BOSTON -- The Red Sox were never really in a playoff race. But they appeared to be in a playoff race for some time. They were close enough to contention for the third wild-card spot without ever actually being in position to secure that third wild-card spot. And so, the illusion of contention lived on through much of the summer.
Now, though, the facade can be put to bed. The race for a playoff spot, such as it was, is over. The Red Sox have lost the race.
That much was made abundantly clear by the visiting Houston Astros, who followed up the Dodgers' series win at Fenway by mercilessly pulverizing the inferior home team over the course of three days. A 13-5 drubbing on Monday night featured the Red Sox, a sad scene that set the stage for two more Red Sox losses on Tuesday and Wednesday.
Brayan Bello, the Red Sox' only hope, couldn't get through the fifth inning on Tuesday, with Alex Cora yanking the starter after 82 pitches. In the late afternoon affair on Wednesday, Kutter Crawford turned in his shortest start of the season, getting pummeled for six earned runs in just 2.2 innings.
The Boston bats tried to mount a comeback but came up short in both tries.
Having now played the Astros -- the team ahead of them in standings -- seven times in 10 days, the Red Sox went 2-5, getting outscored 48-35 and, generally, outclassed across the board.
Now the Red Sox, who entered the weekend series with the Dodgers 3.5 games out of a playoff spot, now sit 6.5 games out with just 28 games to play. They still have seven games left against the Orioles (83-50), five games against the Rays (82-52) and three games against the Blue Jays (73-61).
It is over. O-V-E-R. Better luck next year.
Now, some astute observers have figured that to be the case all summer. The smoke-and-mirrors approach of not having a starting rotation while also not employing an MLB-caliber shortstop until August was doomed from the start. The belief that the trade deadline "haul" of Chris Sale, Tanner Houck and Garrett Whitlock would make a difference was a flawed conclusion.
The point now is simple anyway: If your "playoff contention," such as it is, can be derailed by one single six-game homestand against a pair of good teams, then you never really had much "playoff contention" to begin with.
The fact is, the Red Sox haven't actually been in playoff position since May 10, when they were 22-16. They've had several opportunities to get back into the playoff picture but have come up well short each time. With a chance to beat up on a bad Cardinals team at Fenway while in playoff position in May, the Red Sox instead got swept. The Red Sox sat 1.5 games behind Houston entering a series in Los Angeles against the mediocre Angeles; the Red Sox got swept. They lost two of three in Chicago to the dreadful White Sox, then got swept at home by the Marlins to close out June, dropping to 40-42. A 10-2 stretch after that had them at 50-44 and feeling pretty good about themselves; they then lost a series in Oakland to the worst team in baseball. Coming out of the trade deadline, the Red Sox were two games behind the visiting Blue Jays. A series sweep would have put the Sox in playoff position. A sweep did happen at Fenway that weekend ... but it did not go in the Red Sox' favor.
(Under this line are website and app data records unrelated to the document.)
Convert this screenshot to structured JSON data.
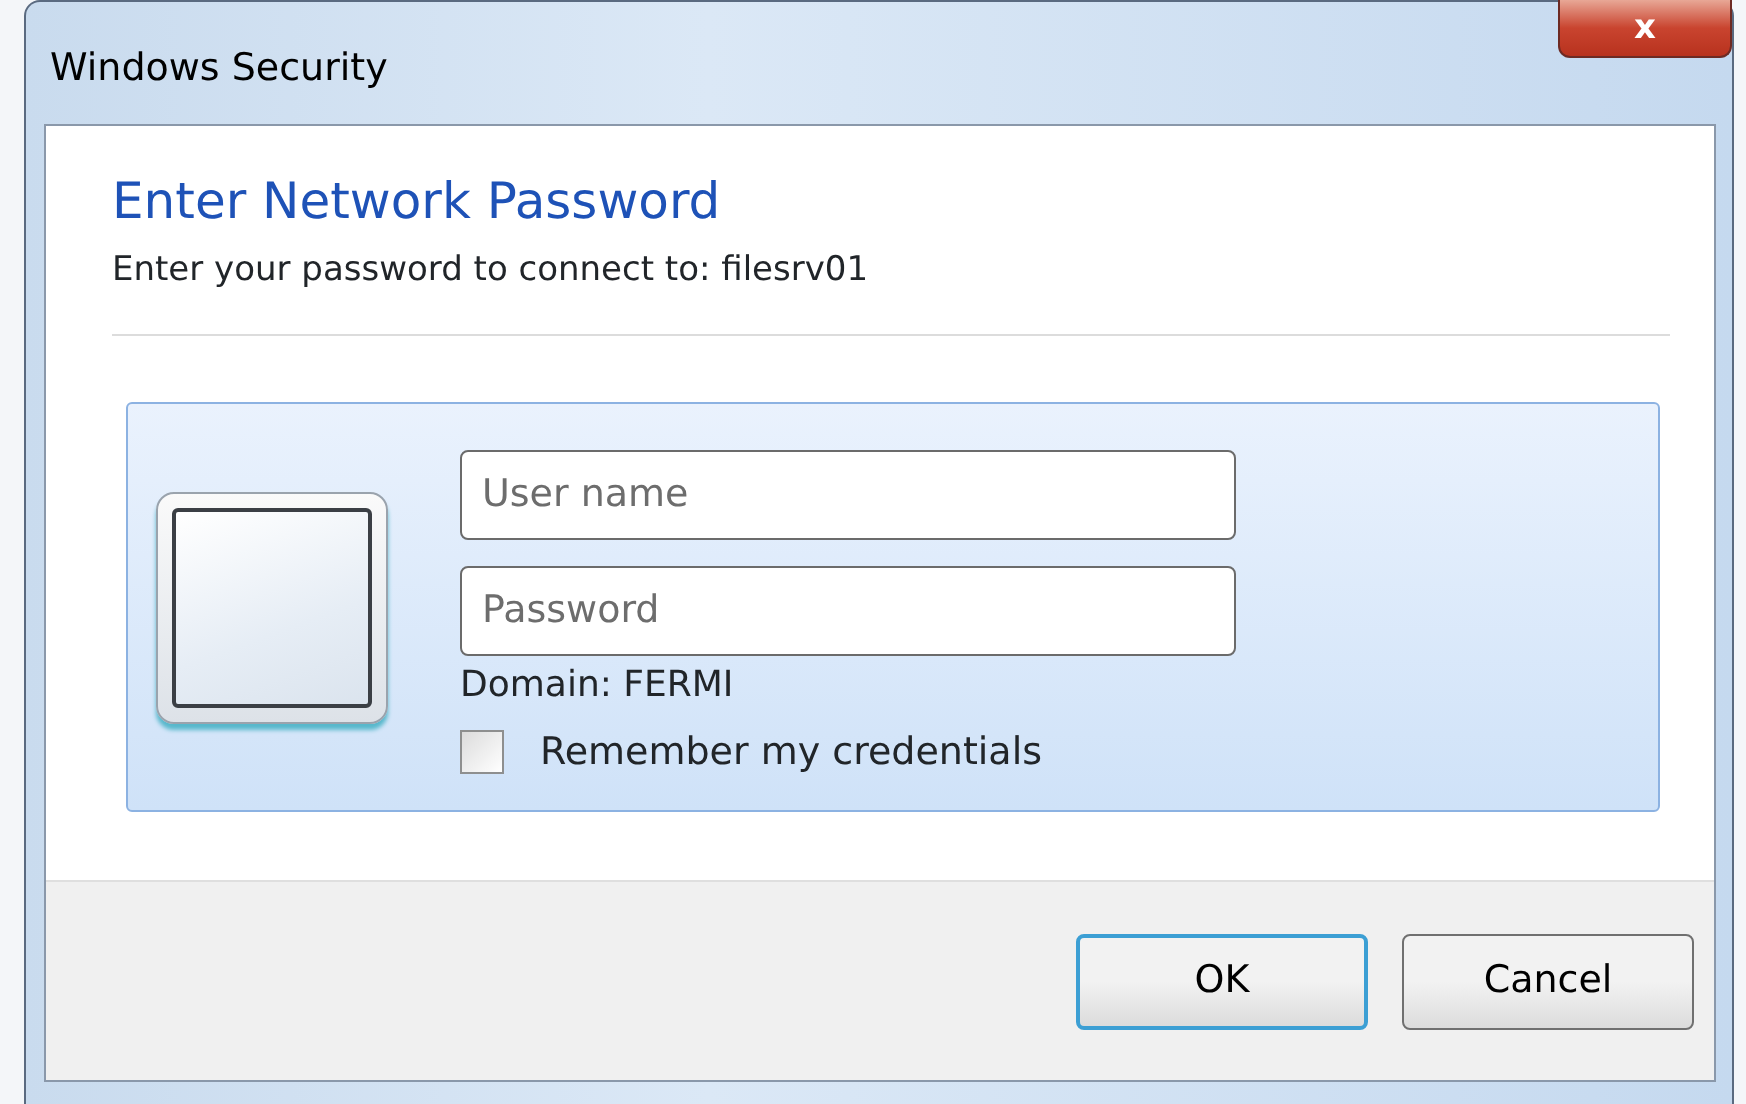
{
  "window": {
    "title": "Windows Security",
    "close_button": "x"
  },
  "heading": "Enter Network Password",
  "subtitle": "Enter your password to connect to: filesrv01",
  "credential": {
    "username": {
      "placeholder": "User name"
    },
    "password": {
      "placeholder": "Password"
    },
    "domain": "Domain: FERMI",
    "remember": {
      "label": "Remember my credentials",
      "checked": false
    }
  },
  "buttons": [
    {
      "label": "OK",
      "default": true
    },
    {
      "label": "Cancel",
      "default": false
    }
  ]
}
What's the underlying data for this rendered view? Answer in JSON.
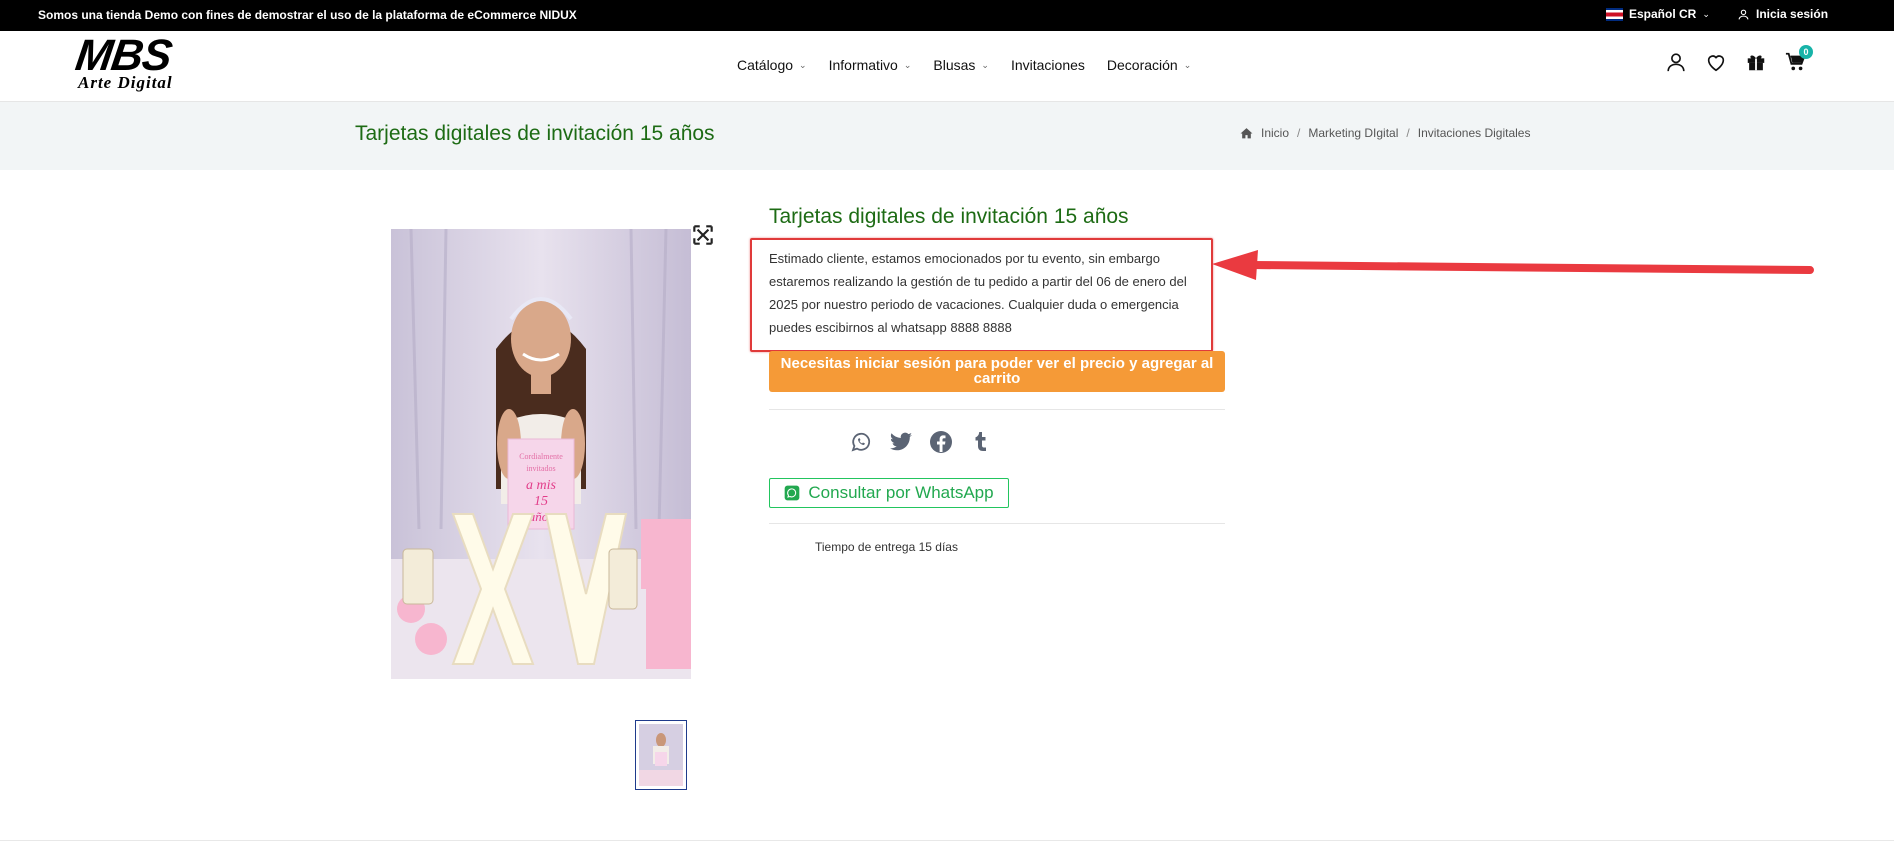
{
  "topbar": {
    "promo": "Somos una tienda Demo con fines de demostrar el uso de la plataforma de eCommerce NIDUX",
    "language": "Español CR",
    "login": "Inicia sesión"
  },
  "logo": {
    "line1": "MBS",
    "line2": "Arte Digital"
  },
  "nav": [
    "Catálogo",
    "Informativo",
    "Blusas",
    "Invitaciones",
    "Decoración"
  ],
  "cart": {
    "count": "0"
  },
  "page": {
    "title": "Tarjetas digitales de invitación 15 años",
    "breadcrumb": [
      "Inicio",
      "Marketing DIgital",
      "Invitaciones Digitales"
    ]
  },
  "product": {
    "title": "Tarjetas digitales de invitación 15 años",
    "notice": "Estimado cliente, estamos emocionados por tu evento, sin embargo estaremos realizando la gestión de tu pedido a partir del 06 de enero del 2025 por nuestro periodo de vacaciones. Cualquier duda o emergencia puedes escibirnos al whatsapp 8888 8888",
    "login_button": "Necesitas iniciar sesión para poder ver el precio y agregar al carrito",
    "whatsapp_button": "Consultar por WhatsApp",
    "delivery": "Tiempo de entrega 15 días",
    "sign_text": {
      "l1": "Cordialmente",
      "l2": "invitados",
      "l3": "a mis",
      "l4": "15",
      "l5": "años"
    }
  },
  "colors": {
    "accent_green": "#1d6b14",
    "orange": "#f59a37",
    "whatsapp": "#22c55e",
    "highlight_red": "#e03a3a"
  }
}
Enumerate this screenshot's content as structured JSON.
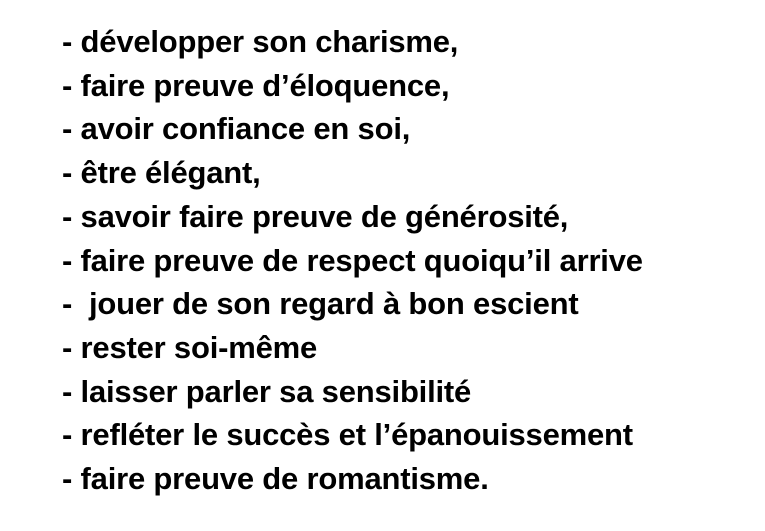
{
  "lines": [
    "- développer son charisme,",
    "- faire preuve d’éloquence,",
    "- avoir confiance en soi,",
    "- être élégant,",
    "- savoir faire preuve de générosité,",
    "- faire preuve de respect quoiqu’il arrive",
    "-  jouer de son regard à bon escient",
    "- rester soi-même",
    "- laisser parler sa sensibilité",
    "- refléter le succès et l’épanouissement",
    "- faire preuve de romantisme."
  ]
}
And so it went, and so it's gone. The Red Sox are what we thought they were, which means another October with no baseball in Boston. Forget October -- there won't even be meaningful baseball in September.
The only competition left now is a race for last place between the Red Sox and their bitter rivals in New York, as Boston hopes to save some dignity by avoiding a last-place finish for the third time in four years. For a franchise that used to try to build a true contender every year, the current approach appears to be building teams that are just good enough to almost snag the last playoff spot available. Things sure have changed around these parts.
for more features.